### EXERCISE INSTRUCTIONS
Please copy every line from the following entries in which the word "response" appears.

Data extracted from a collection
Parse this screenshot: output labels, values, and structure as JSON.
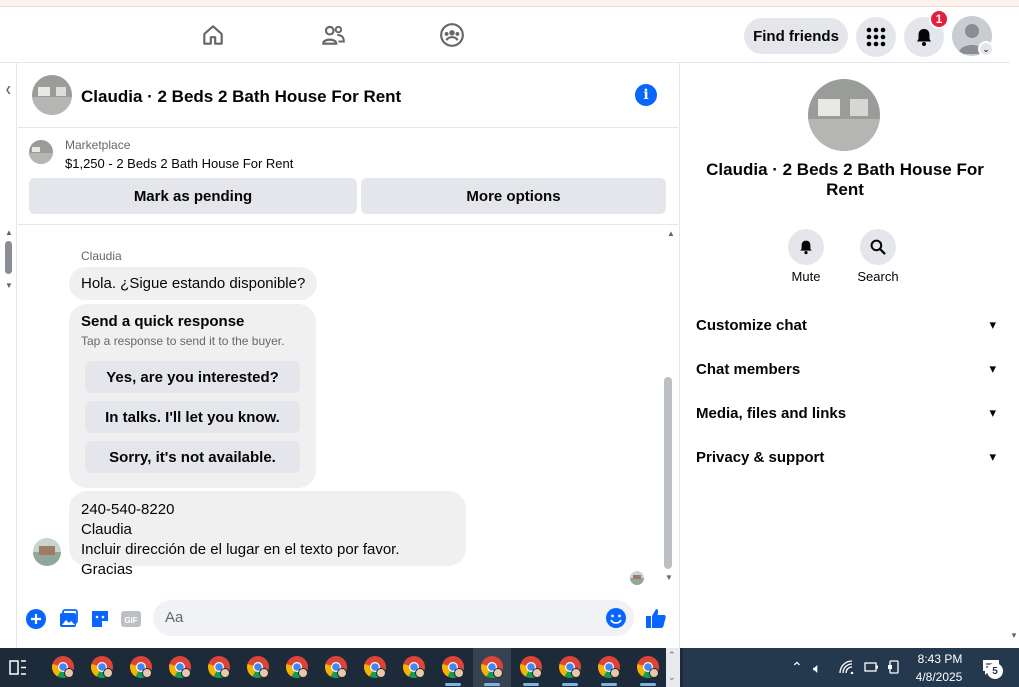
{
  "topnav": {
    "find_friends": "Find friends",
    "notification_count": "1",
    "icons": [
      "home-icon",
      "friends-icon",
      "groups-icon",
      "apps-grid-icon",
      "bell-icon"
    ]
  },
  "chat": {
    "title": "Claudia · 2 Beds 2 Bath House For Rent",
    "marketplace_label": "Marketplace",
    "listing": "$1,250 - 2 Beds 2 Bath House For Rent",
    "mark_pending": "Mark as pending",
    "more_options": "More options"
  },
  "messages": {
    "sender": "Claudia",
    "first": "Hola. ¿Sigue estando disponible?",
    "quick_title": "Send a quick response",
    "quick_sub": "Tap a response to send it to the buyer.",
    "quick_replies": [
      "Yes, are you interested?",
      "In talks. I'll let you know.",
      "Sorry, it's not available."
    ],
    "second_line1": "240-540-8220",
    "second_line2": "Claudia",
    "second_line3": "Incluir dirección de el lugar en el texto por favor. Gracias"
  },
  "composer": {
    "placeholder": "Aa"
  },
  "panel": {
    "title": "Claudia · 2 Beds 2 Bath House For Rent",
    "mute": "Mute",
    "search": "Search",
    "rows": [
      "Customize chat",
      "Chat members",
      "Media, files and links",
      "Privacy & support"
    ]
  },
  "taskbar": {
    "time": "8:43 PM",
    "date": "4/8/2025",
    "notifications": "5"
  },
  "colors": {
    "accent": "#0866ff",
    "badge": "#e41e3f",
    "taskbar": "#1c2a3a"
  }
}
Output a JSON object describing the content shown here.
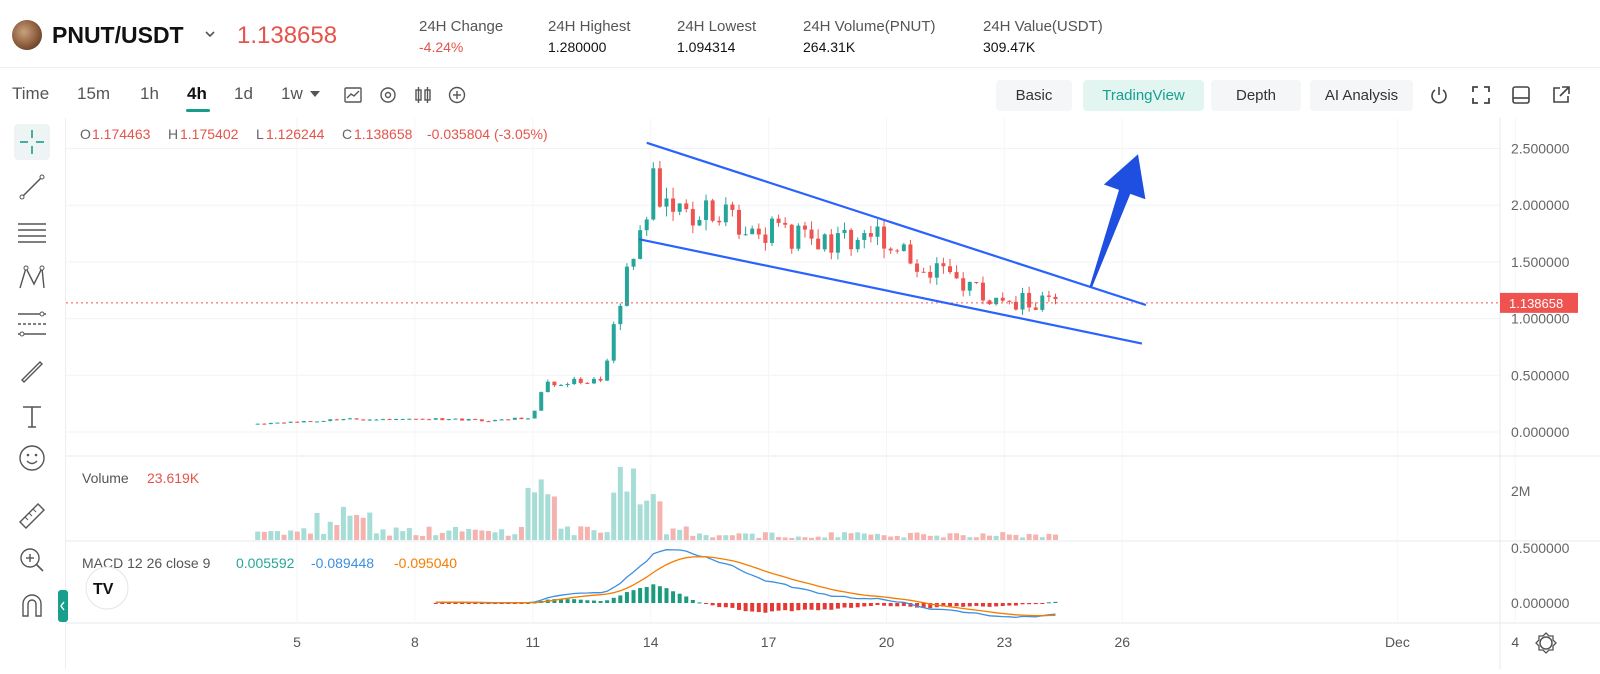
{
  "header": {
    "pair": "PNUT/USDT",
    "last_price": "1.138658",
    "stats": [
      {
        "label": "24H Change",
        "value": "-4.24%",
        "negative": true
      },
      {
        "label": "24H Highest",
        "value": "1.280000",
        "negative": false
      },
      {
        "label": "24H Lowest",
        "value": "1.094314",
        "negative": false
      },
      {
        "label": "24H Volume(PNUT)",
        "value": "264.31K",
        "negative": false
      },
      {
        "label": "24H Value(USDT)",
        "value": "309.47K",
        "negative": false
      }
    ]
  },
  "toolbar": {
    "time_label": "Time",
    "timeframes": [
      "15m",
      "1h",
      "4h",
      "1d",
      "1w"
    ],
    "active_timeframe": "4h",
    "tabs": [
      "Basic",
      "TradingView",
      "Depth",
      "AI Analysis"
    ],
    "active_tab": "TradingView"
  },
  "ohlc": {
    "o_label": "O",
    "o": "1.174463",
    "h_label": "H",
    "h": "1.175402",
    "l_label": "L",
    "l": "1.126244",
    "c_label": "C",
    "c": "1.138658",
    "change": "-0.035804 (-3.05%)"
  },
  "volume": {
    "label": "Volume",
    "value": "23.619K"
  },
  "macd": {
    "label": "MACD 12 26 close 9",
    "hist": "0.005592",
    "macd": "-0.089448",
    "signal": "-0.095040"
  },
  "colors": {
    "up": "#26a69a",
    "down": "#ef5350",
    "trendline": "#2962ff",
    "arrow": "#1f4fe0",
    "accent": "#18a08d"
  },
  "chart_data": {
    "type": "candlestick",
    "price_axis_ticks": [
      "2.500000",
      "2.000000",
      "1.500000",
      "1.000000",
      "0.500000",
      "0.000000"
    ],
    "price_ylim": [
      0,
      2.5
    ],
    "current_price_label": "1.138658",
    "volume_axis_ticks": [
      "2M"
    ],
    "macd_axis_ticks": [
      "0.500000",
      "0.000000"
    ],
    "x_ticks": [
      "5",
      "8",
      "11",
      "14",
      "17",
      "20",
      "23",
      "26",
      "Dec",
      "4"
    ],
    "anchors": [
      {
        "day": 4.0,
        "price": 0.07
      },
      {
        "day": 6.0,
        "price": 0.11
      },
      {
        "day": 8.0,
        "price": 0.12
      },
      {
        "day": 10.0,
        "price": 0.1
      },
      {
        "day": 11.0,
        "price": 0.13
      },
      {
        "day": 11.3,
        "price": 0.42
      },
      {
        "day": 12.0,
        "price": 0.45
      },
      {
        "day": 12.8,
        "price": 0.44
      },
      {
        "day": 13.0,
        "price": 0.8
      },
      {
        "day": 13.5,
        "price": 1.55
      },
      {
        "day": 13.8,
        "price": 1.7
      },
      {
        "day": 14.0,
        "price": 2.25
      },
      {
        "day": 14.5,
        "price": 1.9
      },
      {
        "day": 15.5,
        "price": 1.95
      },
      {
        "day": 16.5,
        "price": 1.85
      },
      {
        "day": 17.5,
        "price": 1.7
      },
      {
        "day": 18.5,
        "price": 1.65
      },
      {
        "day": 19.5,
        "price": 1.8
      },
      {
        "day": 20.5,
        "price": 1.6
      },
      {
        "day": 21.5,
        "price": 1.35
      },
      {
        "day": 22.5,
        "price": 1.2
      },
      {
        "day": 23.0,
        "price": 1.1
      },
      {
        "day": 23.5,
        "price": 1.18
      },
      {
        "day": 24.3,
        "price": 1.14
      }
    ],
    "candle_start_day": 4.0,
    "candle_end_day": 24.3,
    "candle_count": 122,
    "trendlines": [
      {
        "x1": 13.9,
        "y1": 2.55,
        "x2": 26.6,
        "y2": 1.12
      },
      {
        "x1": 13.7,
        "y1": 1.7,
        "x2": 26.5,
        "y2": 0.78
      }
    ],
    "arrow": {
      "from_day": 25.2,
      "from_price": 1.28,
      "to_day": 26.4,
      "to_price": 2.45
    }
  }
}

### PROBLEM SOLUTION
    "quick_title": "Send a quick response",
    "quick_sub": "Tap a response to send it to the buyer.",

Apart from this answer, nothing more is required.